Power for the fan motors is supplied through two Maxifuses® in the underhood electrical center. The cooling fan relays are energized when current flows from the two Maxifuses® through the relay coils to ground through the PCM. The coolant Fan #1 Relay (Cool Fan 1 Relay) control circuit is grounded for low speed fans operation. The Coolant Fan #1 Relay control circuit and the Coolant Fan 2 Relay control circuit (Cool Fan Relay and Cool Fan 2 Relay) are grounded for high-speed fans operation.
During low speed fan operation, the PCM supplies a ground path for Cool Fan 1 Relay. This closes the Cool
Fan 1 Relay contacts, allowing current to flow from the U/H Electrical center through the relay contacts to the left engine-cooling fan. During low speed operation, the ground path for the primary cooling fan is through the engine Cool Fan Relay and the right engine cooling fan motor. The result is a series circuit with both cooling fans running at low speed.See Figure 19
During high speed cooling fan operation, the PCM supplies a ground path for the Cool Fan 1 Relay. The PCM also supplies a ground path for Cool Fan cooling fan relays. During high speed fans operation, both the right and the left engine cooling fans are supplied current from the U/H Electrical Center and each cooling fan has its own ground path.
Testing of this system is done with a scan tool. Stored diagnostic codes may affect engine cooling fans operation. Stored codes should be remedied before attempting to diagnose a cooling fan fault.
The PCM will complete the ground path for the winding of the puller fan (Fan 1) relay when it sees engine temperature above approximately 100°C (212°F) or when the A/C is requested. It turns the fan on by grounding the system through circuit -86' (the terminal number on the relay). The fans will continue to run for approximately 45 seconds after the A/C request is gone.
The cooling fans can be tested for proper operation.
Power for the fan motors comes from fusible links to terminal -87' on the relays. The relays are energized when current flows to ground through the PCM quad-driver #4.
- Turn the ignition key to the ON position, but do not start the engine.
- Disconnect the puller fan relay and probe the harness connector cavities -85' and '87' with a test light connected to ground. The test light should light.
See Figure 20

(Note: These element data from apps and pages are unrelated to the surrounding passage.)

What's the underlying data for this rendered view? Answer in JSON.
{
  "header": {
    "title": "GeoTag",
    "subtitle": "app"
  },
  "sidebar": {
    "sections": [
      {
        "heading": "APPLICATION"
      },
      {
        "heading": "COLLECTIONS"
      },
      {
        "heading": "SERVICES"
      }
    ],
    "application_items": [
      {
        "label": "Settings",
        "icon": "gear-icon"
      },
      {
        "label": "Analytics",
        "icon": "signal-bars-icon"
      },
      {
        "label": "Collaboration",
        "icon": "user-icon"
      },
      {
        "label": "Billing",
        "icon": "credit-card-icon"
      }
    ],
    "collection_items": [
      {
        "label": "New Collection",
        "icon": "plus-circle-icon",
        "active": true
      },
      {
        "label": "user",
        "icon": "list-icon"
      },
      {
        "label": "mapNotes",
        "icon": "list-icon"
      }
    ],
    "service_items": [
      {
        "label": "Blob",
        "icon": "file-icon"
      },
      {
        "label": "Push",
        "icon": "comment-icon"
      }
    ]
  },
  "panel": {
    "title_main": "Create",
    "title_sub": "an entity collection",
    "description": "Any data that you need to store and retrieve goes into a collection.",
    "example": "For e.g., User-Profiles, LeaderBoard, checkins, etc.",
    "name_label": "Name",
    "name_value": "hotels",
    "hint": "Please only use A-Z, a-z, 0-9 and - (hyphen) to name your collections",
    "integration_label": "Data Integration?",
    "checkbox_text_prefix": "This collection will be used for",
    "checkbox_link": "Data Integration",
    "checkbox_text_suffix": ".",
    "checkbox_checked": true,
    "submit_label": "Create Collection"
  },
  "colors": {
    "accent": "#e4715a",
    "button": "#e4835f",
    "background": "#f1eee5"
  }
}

- If the test light does not light, trace and repair the open in the affected circuit.
- If test light lights, jump the puller fan relay harness connector terminals '87' to -30'. The fan should run.
- If the fan does not run, with jumper still connected, probe terminal "B" at the fan motor connector with a test light. The light should light.

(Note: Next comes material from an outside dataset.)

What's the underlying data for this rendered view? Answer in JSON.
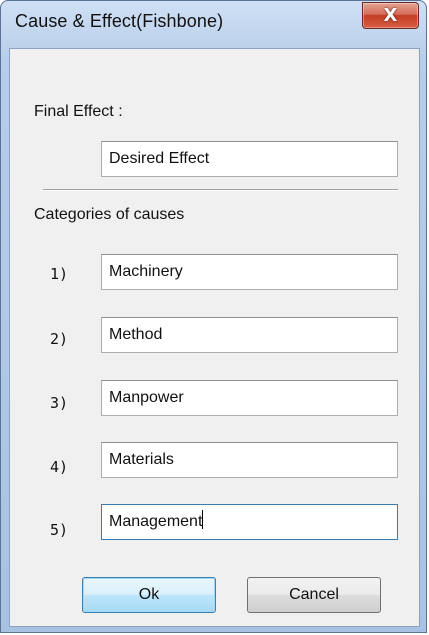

- If the light does not light, trace and repair the wire fault between the relay and the fan motor connector.
- If test light lights, connect a test light between terminal "A" and "B" at the fan connector harness. The test light should light.

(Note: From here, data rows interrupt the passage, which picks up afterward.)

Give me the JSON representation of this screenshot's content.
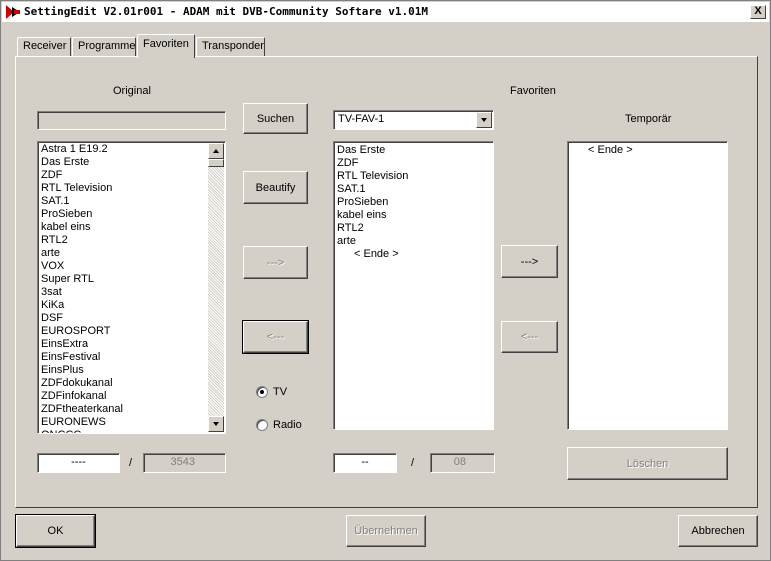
{
  "window": {
    "title": "SettingEdit V2.01r001 - ADAM mit DVB-Community Softare v1.01M",
    "close_label": "X"
  },
  "tabs": [
    {
      "label": "Receiver",
      "active": false
    },
    {
      "label": "Programme",
      "active": false
    },
    {
      "label": "Favoriten",
      "active": true
    },
    {
      "label": "Transponder",
      "active": false
    }
  ],
  "original": {
    "label": "Original",
    "search_value": "",
    "items": [
      "Astra 1 E19.2",
      "Das Erste",
      "ZDF",
      "RTL Television",
      "SAT.1",
      "ProSieben",
      "kabel eins",
      "RTL2",
      "arte",
      "VOX",
      "Super RTL",
      "3sat",
      "KiKa",
      "DSF",
      "EUROSPORT",
      "EinsExtra",
      "EinsFestival",
      "EinsPlus",
      "ZDFdokukanal",
      "ZDFinfokanal",
      "ZDFtheaterkanal",
      "EURONEWS",
      "ONCCC"
    ],
    "counter_value": "----",
    "counter_separator": "/",
    "counter_total": "3543"
  },
  "buttons": {
    "search": "Suchen",
    "beautify": "Beautify",
    "add_to_fav": "--->",
    "remove_from_fav": "<---",
    "to_temp": "--->",
    "from_temp": "<---",
    "delete": "Löschen",
    "ok": "OK",
    "apply": "Übernehmen",
    "cancel": "Abbrechen"
  },
  "mode": {
    "tv_label": "TV",
    "radio_label": "Radio",
    "selected": "TV"
  },
  "favorites": {
    "label": "Favoriten",
    "selected_list": "TV-FAV-1",
    "items": [
      "Das Erste",
      "ZDF",
      "RTL Television",
      "SAT.1",
      "ProSieben",
      "kabel eins",
      "RTL2",
      "arte"
    ],
    "end_marker": "< Ende >",
    "counter_value": "--",
    "counter_separator": "/",
    "counter_total": "08"
  },
  "temporary": {
    "label": "Temporär",
    "end_marker": "< Ende >"
  }
}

- If the light does not light, repair wire fault in ground circuit to fan motor.
- If test light lights, check for a loose connection at the fan; then check the fan operation.
- Unplug the fan electrical connector.
- Fabricate a jumper wire (using 10-gauge wire) and attach one end to terminal "A" on the fan motor.
- Attach the other end to a good engine ground.
- Now take the loose end and touch it to the positive battery terminal. The fan should spin; if it does not, replace it. Plug the fan connector in again.
Puller fan (Fan #1) relay - The PCM energizes the relay through terminal -WD11' when engine coolant temperature reaches a set value or when the A/C is requested.
- Jump the puller fan relay harness connector terminals '87' to -30'. Fan should run.
- Using a suitable Scan tool, turn Fan 1 "on". Probe the fan relay harness connector terminal -86' with a test light connected to battery power. Test light should light.
- If the light does not light, trace and repair wire fault between the relay and the PCM, if connections and wiring are good; replace the PCM.
- If the test light lights, replace the fan relay.
Pusher fan (Fan #2) - The pusher fan relay is energized by the PCM if the A/C head pressure switch opens, indicating refrigerant pressure above 210 psi (1448 kPa), or when engine coolant temperature reaches 226°F (108°C). This fan is tested the same way.